INFORMATION SHOWN:
※ ※ ※

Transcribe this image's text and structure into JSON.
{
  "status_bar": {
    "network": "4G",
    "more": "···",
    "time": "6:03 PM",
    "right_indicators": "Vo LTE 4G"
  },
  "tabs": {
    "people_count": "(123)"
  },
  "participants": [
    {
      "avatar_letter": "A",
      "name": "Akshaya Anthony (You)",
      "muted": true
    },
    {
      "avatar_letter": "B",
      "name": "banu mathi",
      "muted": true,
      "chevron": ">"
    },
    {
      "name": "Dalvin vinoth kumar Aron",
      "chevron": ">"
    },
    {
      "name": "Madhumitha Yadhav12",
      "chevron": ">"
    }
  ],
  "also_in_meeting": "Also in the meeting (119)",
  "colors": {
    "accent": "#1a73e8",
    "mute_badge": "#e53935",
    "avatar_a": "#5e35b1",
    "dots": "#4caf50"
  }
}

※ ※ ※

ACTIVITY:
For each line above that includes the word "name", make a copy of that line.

SOLUTION FOR THIS TASK:
      "name": "Akshaya Anthony (You)",
      "name": "banu mathi",
      "name": "Dalvin vinoth kumar Aron",
      "name": "Madhumitha Yadhav12",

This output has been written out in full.